State senators amended and then advanced a bill Wednesday that would provide a first-ever production tax credit for wind farms and other renewable energy facilities. The 25-3 vote to advance the proposal from the first round came after a long debate over whether such a tax break could succeed in creating an incentive or whether Nebraska is too late to become a big player in wind energy. Nebraska’s wind energy potential has always ranked among the highest in the nation. But its production of energy via wind farms has lagged behind, ranking 18th nationally in 2013. By contrast, neighboring Iowa was No. 1 in wind energy production that year, with about eight times more wind turbines than Nebraska.
“The administration has made it a priority to work with industry to identify challenges and create solutions for increasing the security and resilience of the electric grid, including the development of an integrated national plan to mitigate challenges pertaining to aging power transformers, the cyber and physical security of transformers, and the vulnerabilities of large power transformers,” the QER says.
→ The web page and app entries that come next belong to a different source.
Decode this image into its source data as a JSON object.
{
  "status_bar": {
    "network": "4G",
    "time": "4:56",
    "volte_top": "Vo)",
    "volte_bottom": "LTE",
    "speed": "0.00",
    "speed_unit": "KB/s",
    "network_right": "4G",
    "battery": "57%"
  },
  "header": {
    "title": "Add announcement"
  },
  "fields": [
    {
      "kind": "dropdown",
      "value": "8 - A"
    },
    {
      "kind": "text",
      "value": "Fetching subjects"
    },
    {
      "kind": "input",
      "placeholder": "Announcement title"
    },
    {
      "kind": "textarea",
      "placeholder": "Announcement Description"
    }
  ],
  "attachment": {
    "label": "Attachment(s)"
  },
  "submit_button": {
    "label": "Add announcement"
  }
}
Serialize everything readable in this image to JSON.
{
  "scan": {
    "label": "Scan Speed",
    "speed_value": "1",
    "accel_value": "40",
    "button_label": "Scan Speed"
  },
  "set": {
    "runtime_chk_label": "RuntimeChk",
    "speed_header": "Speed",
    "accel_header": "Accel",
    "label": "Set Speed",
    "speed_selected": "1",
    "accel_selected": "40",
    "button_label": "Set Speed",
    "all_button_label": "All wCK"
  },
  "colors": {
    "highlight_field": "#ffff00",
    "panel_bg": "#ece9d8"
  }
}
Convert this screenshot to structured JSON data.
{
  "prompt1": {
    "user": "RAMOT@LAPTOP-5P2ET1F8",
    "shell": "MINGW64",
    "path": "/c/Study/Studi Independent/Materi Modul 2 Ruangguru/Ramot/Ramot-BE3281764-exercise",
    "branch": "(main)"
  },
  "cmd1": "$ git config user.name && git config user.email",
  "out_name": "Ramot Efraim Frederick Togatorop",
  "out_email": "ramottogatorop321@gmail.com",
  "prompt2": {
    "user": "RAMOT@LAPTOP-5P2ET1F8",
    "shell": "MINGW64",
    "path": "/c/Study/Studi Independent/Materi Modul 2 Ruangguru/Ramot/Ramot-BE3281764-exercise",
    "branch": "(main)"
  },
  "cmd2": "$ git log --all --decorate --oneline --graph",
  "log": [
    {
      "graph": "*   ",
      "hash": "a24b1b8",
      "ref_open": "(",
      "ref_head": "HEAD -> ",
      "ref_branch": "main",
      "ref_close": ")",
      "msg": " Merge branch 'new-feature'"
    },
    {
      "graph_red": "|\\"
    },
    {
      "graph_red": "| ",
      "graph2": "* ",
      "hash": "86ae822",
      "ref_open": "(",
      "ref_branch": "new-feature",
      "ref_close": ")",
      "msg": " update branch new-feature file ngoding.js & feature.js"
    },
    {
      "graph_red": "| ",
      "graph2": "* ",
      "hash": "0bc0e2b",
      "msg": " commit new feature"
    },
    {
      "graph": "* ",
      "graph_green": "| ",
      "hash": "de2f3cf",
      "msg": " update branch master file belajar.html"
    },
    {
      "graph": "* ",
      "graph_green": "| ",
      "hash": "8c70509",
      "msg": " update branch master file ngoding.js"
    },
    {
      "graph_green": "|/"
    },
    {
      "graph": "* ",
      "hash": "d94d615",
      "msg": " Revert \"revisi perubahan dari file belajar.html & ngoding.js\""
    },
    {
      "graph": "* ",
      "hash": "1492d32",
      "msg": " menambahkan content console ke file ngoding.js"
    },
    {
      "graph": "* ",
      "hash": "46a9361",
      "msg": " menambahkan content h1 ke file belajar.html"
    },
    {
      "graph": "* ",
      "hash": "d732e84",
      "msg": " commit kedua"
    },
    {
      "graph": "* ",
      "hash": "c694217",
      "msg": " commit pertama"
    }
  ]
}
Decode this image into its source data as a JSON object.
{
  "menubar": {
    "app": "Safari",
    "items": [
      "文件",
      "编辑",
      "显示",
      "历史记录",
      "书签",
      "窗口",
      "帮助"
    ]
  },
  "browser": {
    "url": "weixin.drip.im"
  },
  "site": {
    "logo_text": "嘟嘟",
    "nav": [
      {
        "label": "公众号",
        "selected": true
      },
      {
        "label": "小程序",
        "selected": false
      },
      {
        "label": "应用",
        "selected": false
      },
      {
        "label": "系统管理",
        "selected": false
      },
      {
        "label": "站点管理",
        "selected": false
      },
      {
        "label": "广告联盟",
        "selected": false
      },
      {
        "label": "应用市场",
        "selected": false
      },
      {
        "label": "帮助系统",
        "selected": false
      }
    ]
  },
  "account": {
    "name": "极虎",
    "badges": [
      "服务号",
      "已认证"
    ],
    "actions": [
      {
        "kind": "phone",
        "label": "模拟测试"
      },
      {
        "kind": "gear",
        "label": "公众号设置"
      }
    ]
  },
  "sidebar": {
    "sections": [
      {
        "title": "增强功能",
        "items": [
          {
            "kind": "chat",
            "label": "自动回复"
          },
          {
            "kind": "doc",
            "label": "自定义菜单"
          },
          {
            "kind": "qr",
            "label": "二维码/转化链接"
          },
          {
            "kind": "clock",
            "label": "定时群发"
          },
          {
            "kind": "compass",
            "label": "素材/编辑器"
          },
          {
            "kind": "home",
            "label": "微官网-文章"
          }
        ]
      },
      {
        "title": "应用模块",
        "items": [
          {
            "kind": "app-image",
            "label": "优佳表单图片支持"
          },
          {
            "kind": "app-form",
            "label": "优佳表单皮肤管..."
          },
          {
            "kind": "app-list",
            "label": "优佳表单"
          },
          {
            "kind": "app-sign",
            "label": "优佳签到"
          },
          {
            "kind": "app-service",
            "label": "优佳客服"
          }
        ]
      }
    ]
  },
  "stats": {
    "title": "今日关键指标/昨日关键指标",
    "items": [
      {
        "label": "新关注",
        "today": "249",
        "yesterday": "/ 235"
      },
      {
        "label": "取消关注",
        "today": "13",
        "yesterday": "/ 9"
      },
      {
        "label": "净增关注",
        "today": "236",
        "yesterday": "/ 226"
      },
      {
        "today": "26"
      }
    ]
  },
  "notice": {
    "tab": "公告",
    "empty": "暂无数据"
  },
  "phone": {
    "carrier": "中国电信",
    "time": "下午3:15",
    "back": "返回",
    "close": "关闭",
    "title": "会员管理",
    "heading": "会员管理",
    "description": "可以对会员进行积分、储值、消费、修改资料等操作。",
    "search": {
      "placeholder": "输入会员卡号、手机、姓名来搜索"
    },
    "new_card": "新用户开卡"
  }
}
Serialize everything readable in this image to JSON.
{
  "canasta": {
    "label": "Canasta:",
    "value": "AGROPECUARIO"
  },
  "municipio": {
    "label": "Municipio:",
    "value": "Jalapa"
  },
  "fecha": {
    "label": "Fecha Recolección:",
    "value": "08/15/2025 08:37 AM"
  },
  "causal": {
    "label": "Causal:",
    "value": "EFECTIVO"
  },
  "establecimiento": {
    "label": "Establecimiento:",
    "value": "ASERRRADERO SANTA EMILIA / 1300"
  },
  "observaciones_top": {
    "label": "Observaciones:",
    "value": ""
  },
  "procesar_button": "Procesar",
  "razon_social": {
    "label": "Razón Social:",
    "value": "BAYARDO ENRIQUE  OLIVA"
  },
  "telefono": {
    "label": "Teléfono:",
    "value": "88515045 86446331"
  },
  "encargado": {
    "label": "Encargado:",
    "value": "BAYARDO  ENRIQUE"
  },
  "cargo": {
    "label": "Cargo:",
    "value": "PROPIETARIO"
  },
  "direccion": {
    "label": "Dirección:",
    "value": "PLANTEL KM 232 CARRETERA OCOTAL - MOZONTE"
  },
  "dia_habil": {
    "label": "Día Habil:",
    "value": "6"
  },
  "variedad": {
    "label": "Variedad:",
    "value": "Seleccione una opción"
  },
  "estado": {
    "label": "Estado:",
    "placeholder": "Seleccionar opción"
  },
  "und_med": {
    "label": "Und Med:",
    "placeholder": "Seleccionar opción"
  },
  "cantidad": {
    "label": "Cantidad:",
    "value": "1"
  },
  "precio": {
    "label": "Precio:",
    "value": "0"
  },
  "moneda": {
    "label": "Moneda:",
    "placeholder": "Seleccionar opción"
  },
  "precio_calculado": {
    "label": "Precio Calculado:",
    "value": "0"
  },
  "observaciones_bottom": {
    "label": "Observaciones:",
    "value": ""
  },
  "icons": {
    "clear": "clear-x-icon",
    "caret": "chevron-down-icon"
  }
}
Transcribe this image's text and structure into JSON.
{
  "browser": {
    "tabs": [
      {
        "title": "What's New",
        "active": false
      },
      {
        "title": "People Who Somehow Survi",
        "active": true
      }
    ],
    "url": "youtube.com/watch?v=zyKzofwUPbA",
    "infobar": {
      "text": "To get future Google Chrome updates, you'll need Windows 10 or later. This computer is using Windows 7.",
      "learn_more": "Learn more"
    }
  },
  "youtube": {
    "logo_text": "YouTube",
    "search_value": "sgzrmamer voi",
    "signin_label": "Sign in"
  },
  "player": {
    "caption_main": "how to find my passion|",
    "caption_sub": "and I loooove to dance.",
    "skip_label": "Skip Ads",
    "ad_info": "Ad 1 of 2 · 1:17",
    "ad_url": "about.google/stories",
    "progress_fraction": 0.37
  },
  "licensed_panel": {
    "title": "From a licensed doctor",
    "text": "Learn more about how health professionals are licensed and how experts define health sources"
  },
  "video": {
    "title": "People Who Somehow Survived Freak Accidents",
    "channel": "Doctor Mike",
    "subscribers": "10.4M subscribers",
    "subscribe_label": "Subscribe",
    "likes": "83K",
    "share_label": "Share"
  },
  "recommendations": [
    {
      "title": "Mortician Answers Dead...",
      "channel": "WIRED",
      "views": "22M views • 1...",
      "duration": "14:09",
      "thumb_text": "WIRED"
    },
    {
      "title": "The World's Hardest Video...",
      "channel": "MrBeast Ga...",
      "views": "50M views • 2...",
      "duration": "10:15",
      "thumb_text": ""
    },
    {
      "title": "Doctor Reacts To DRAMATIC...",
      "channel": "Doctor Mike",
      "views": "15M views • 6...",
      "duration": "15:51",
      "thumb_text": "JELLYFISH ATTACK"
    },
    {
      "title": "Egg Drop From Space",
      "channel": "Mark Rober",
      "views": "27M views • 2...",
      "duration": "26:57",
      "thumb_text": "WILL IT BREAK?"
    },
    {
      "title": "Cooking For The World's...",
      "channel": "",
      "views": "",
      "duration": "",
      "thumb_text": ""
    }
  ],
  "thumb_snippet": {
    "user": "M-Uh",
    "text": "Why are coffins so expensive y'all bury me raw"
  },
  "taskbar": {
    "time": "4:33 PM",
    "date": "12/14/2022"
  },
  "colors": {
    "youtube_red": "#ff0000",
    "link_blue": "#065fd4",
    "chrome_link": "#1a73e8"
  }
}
Climate change will be a major factor in the future of power lines, natural gas pipelines, fuel depots and rail tanker cars, according to the Department of Energy’s first installment of its Quadrennial Energy Review(QER), released yesterday. The 348-page document, stemming from the Obama administration’s Climate Action Plan, focused on how hydrocarbons and electrons get from point A to point B, mapping out the current state of affairs and recommending pathways to ensure that energy reliably gets from producers to end-users in the coming decade. Proposals included more than $15 billion in spending and tax credits to improve energy infrastructure (Greenwire, April 21).